In Mid-November, WVB East End Partners were given preliminary approval by the Indiana Finance Committee for the project, which some people have been looking forward to for years.
"Our community will begin to realize the positive economic benefits resulting from this project for years to come," says Matt Hall, the Vice-President for Economic Development for One Southern Indiana.
"Create jobs, economic development and certainly 100% positive. So that is an excellent project," says Jim Keith, the Executive Director for Clark-Floyd Counties Convention and Tourism Bureau.
However, not everyone voicing their opinions on Saturday was so sure of the benefits the project would have.
WVB East End Partners says they could complete the East End Bridge by 2016 at a cost of 763 million dollars, 23 percent below previous estimates.
Officials have said the lower costs would likely allow for lower tolls for motorists using the bridge, but some of the people attending Saturday's meeting say tolling is still the major issue.
Clarksville Councilman Paul Fetter says an economic impact study didn't show positive numbers.
"The study found for the southern Indiana communities in the I-65 corridor, tolling created a negative impact in excess of 7 billion dollars over 30 years," says Clarksville Councilman Paul Fetter.
Members of the group Coalition for the Advancement of Regional Transportation, known as CART, filed a lawsuit against the Ohio River Bridges project in September.
While people with the Ohio River Bridges Project say it will be beneficial for the area, members of CART still worry tolling will create a barrier between Louisville and southern Indiana.
"Both New Albany and Jeffersonville and Clarksville are going to be seriously impacted as we've got reduced shoppers and clients coming from Louisville because of bridge tolls, and increased congestion on the 2nd Street and Sherman Minton bridges," says David Coyte, President of the Coalition for the Advancement of Regional Transportation.
Kentucky is overseeing the downtown portion of the bridges project, while Indiana is handling the East End bridge.

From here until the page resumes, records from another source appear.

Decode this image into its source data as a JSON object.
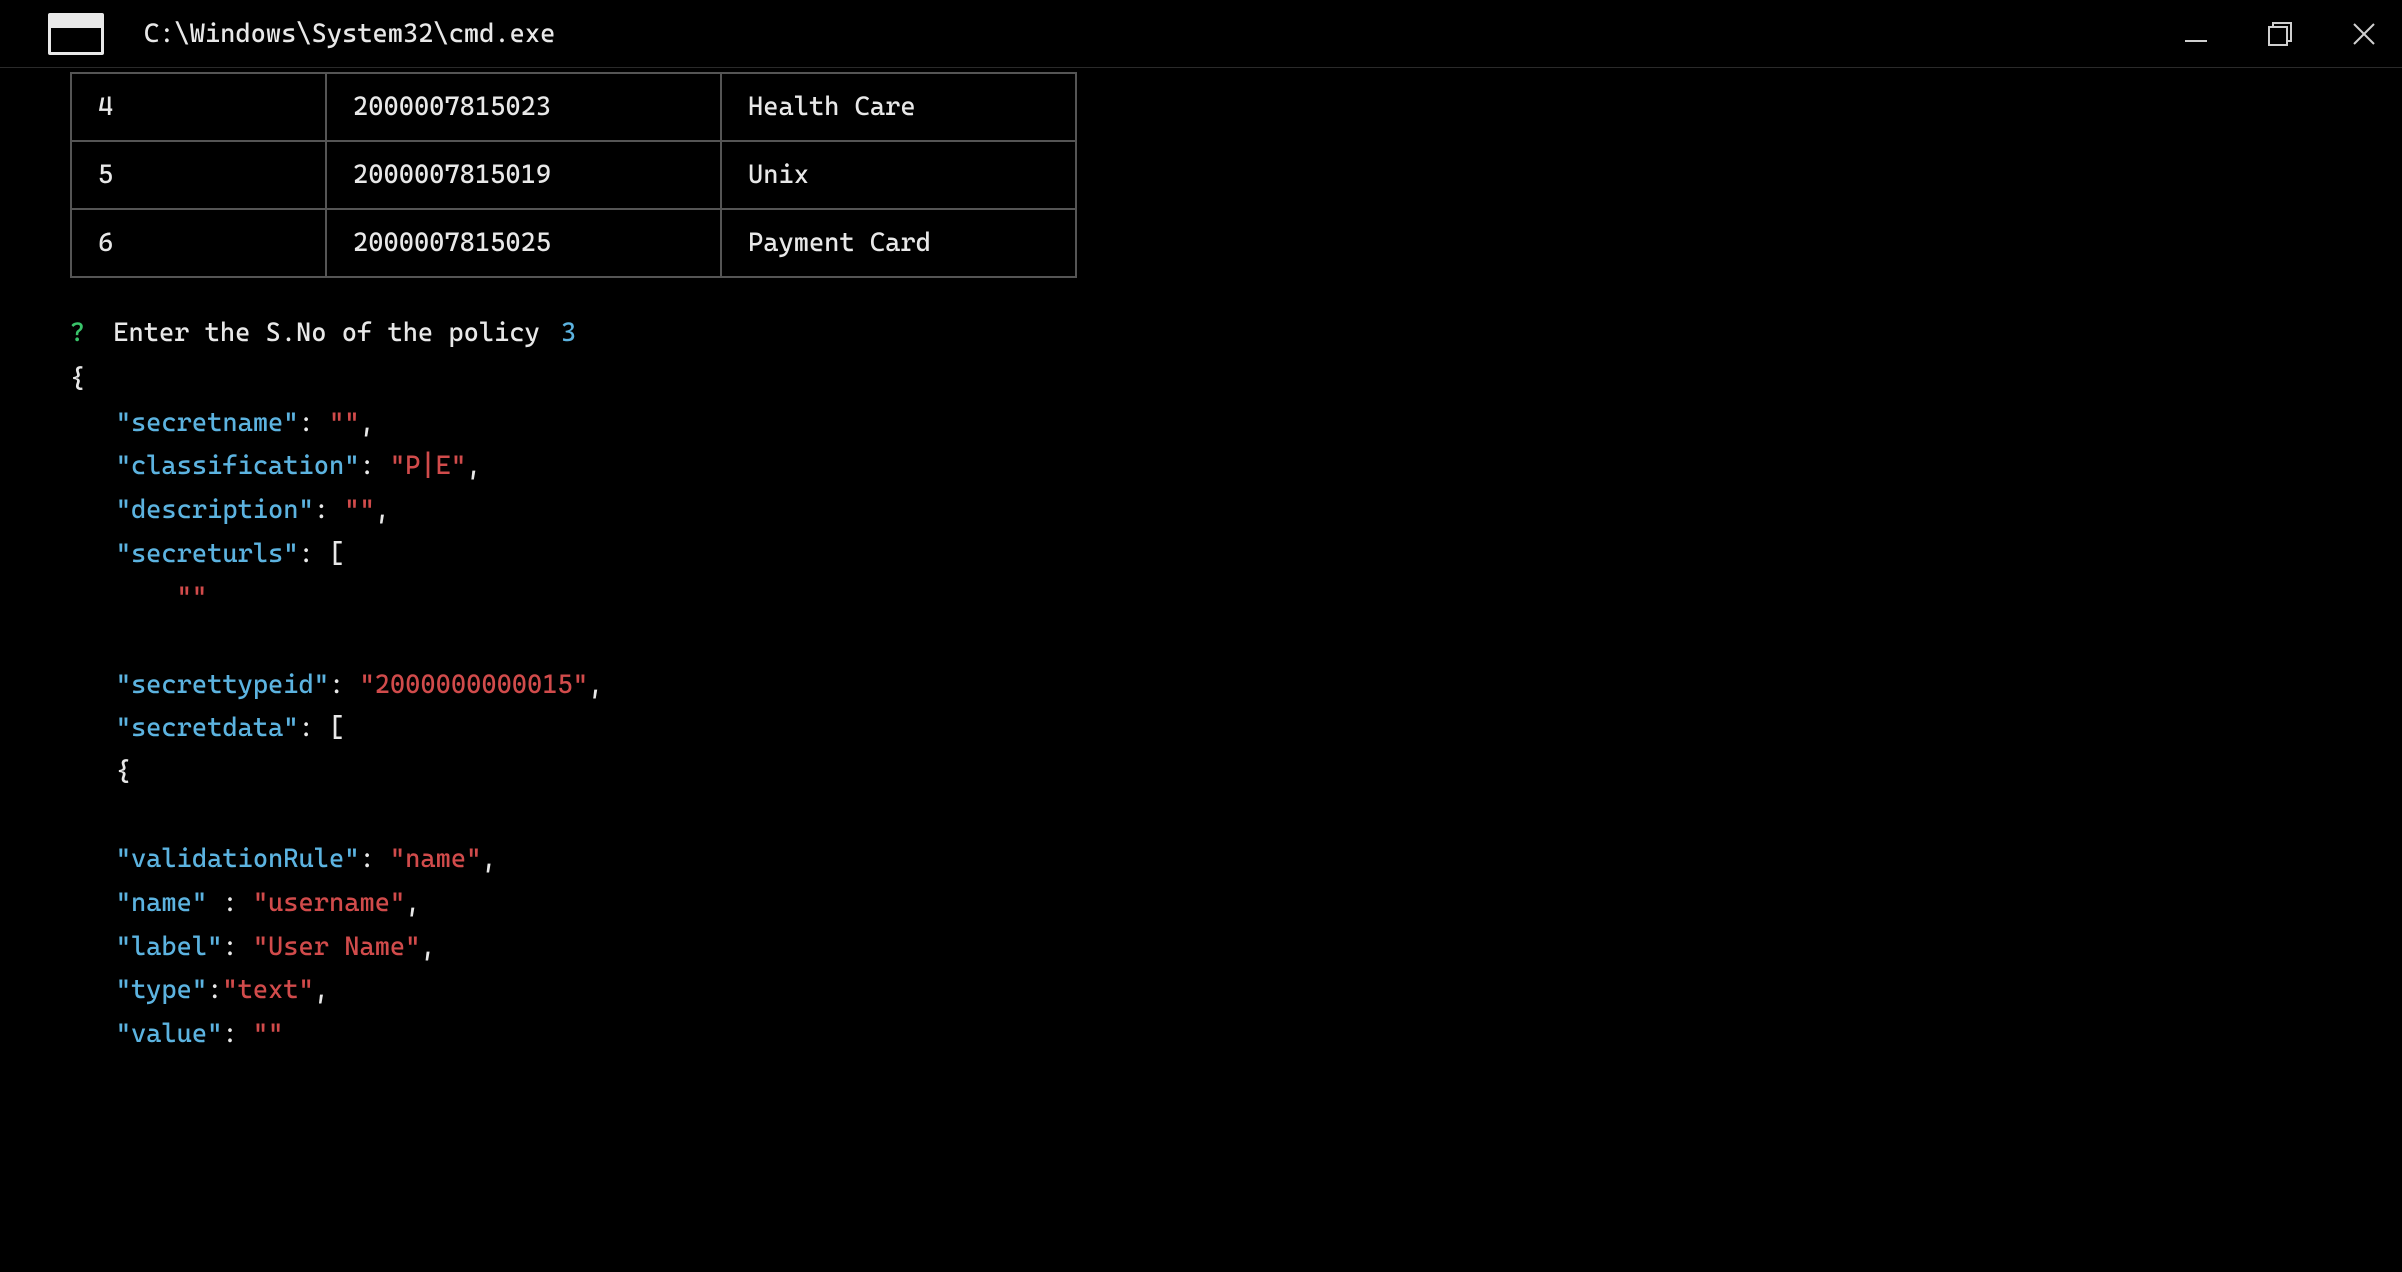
{
  "window": {
    "title": "C:\\Windows\\System32\\cmd.exe"
  },
  "table": {
    "rows": [
      {
        "sno": "4",
        "id": "2000007815023",
        "name": "Health Care"
      },
      {
        "sno": "5",
        "id": "2000007815019",
        "name": "Unix"
      },
      {
        "sno": "6",
        "id": "2000007815025",
        "name": "Payment Card"
      }
    ]
  },
  "prompt": {
    "marker": "?",
    "text": "Enter the S.No of the policy",
    "answer": "3"
  },
  "json": {
    "open": "{",
    "indent1": "   ",
    "indent2": "       ",
    "q": "\"",
    "comma": ",",
    "colon_sp": ": ",
    "colonns": ":",
    "colon_sp2": " : ",
    "lbracket": "[",
    "lblock": "{",
    "keys": {
      "secretname": "secretname",
      "classification": "classification",
      "description": "description",
      "secreturls": "secreturls",
      "secrettypeid": "secrettypeid",
      "secretdata": "secretdata",
      "validationRule": "validationRule",
      "name": "name",
      "label": "label",
      "type": "type",
      "value": "value"
    },
    "vals": {
      "empty": "",
      "classification": "P|E",
      "secrettypeid": "2000000000015",
      "validationRule": "name",
      "name": "username",
      "label": "User Name",
      "type": "text"
    }
  }
}
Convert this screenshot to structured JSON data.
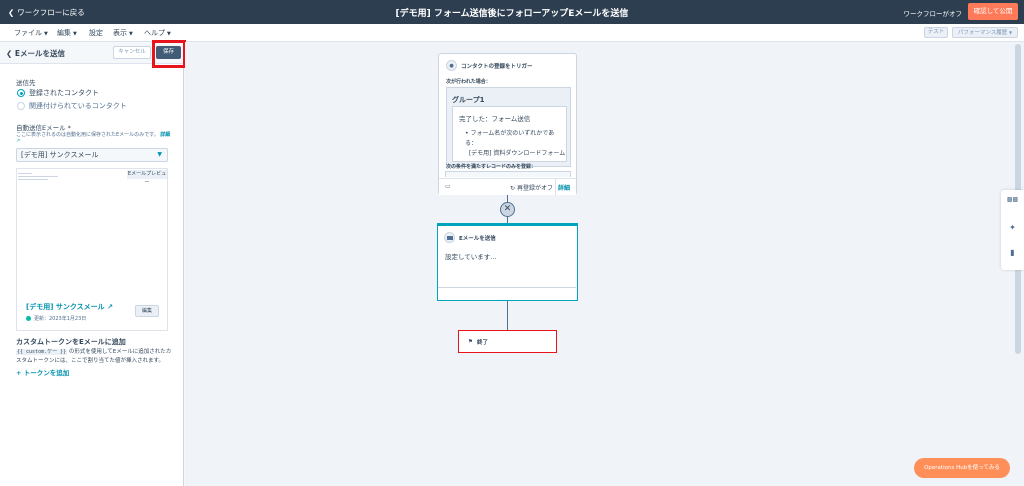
{
  "topbar": {
    "back_label": "ワークフローに戻る",
    "title": "[デモ用] フォーム送信後にフォローアップEメールを送信",
    "workflow_status": "ワークフローがオフ",
    "publish_label": "確認して公開"
  },
  "menubar": {
    "file": "ファイル",
    "edit": "編集",
    "settings": "設定",
    "view": "表示",
    "help": "ヘルプ",
    "test_label": "テスト",
    "performance_label": "パフォーマンス履歴"
  },
  "panel": {
    "title": "Eメールを送信",
    "cancel_label": "キャンセル",
    "save_label": "保存",
    "send_to_label": "送信先",
    "radio_registered": "登録されたコンタクト",
    "radio_associated": "関連付けられているコンタクト",
    "auto_email_label": "自動送信Eメール *",
    "auto_email_help": "ここに表示されるのは自動化用に保存されたEメールのみです。",
    "auto_email_help_link": "詳細",
    "selected_email": "[デモ用] サンクスメール",
    "preview_badge": "Eメールプレビュー",
    "preview_name": "[デモ用] サンクスメール",
    "preview_updated": "更新：2023年1月23日",
    "edit_label": "編集",
    "token_title": "カスタムトークンをEメールに追加",
    "token_code": "{{ custom.ケー }}",
    "token_desc_rest": "の形式を使用してEメールに追加されたカスタムトークンには、ここで割り当てた値が挿入されます。",
    "token_add": "トークンを追加"
  },
  "canvas": {
    "trigger": {
      "header": "コンタクトの登録をトリガー",
      "when_label": "次が行われた場合：",
      "group_title": "グループ1",
      "completed_label": "完了した：フォーム送信",
      "bullet_line1": "フォーム名が次のいずれかである：",
      "bullet_line2": "[デモ用] 資料ダウンロードフォーム",
      "reenroll_filter_label": "次の条件を満たすレコードのみを登録：",
      "reenroll_label": "再登録がオフ",
      "details_label": "詳細"
    },
    "send_email": {
      "header": "Eメールを送信",
      "status_text": "設定しています..."
    },
    "end": {
      "label": "終了"
    }
  },
  "ops_hub_label": "Operations Hubを使ってみる",
  "colors": {
    "topbar_bg": "#2d3e50",
    "accent_orange": "#ff7a59",
    "accent_teal": "#00a4bd",
    "highlight_red": "#e8141c"
  }
}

On Monday, the Indiana Finance Authority will meet to consider final approval on the contractor for the East End bridge.
Governor Mitch Daniels will then make a final decision.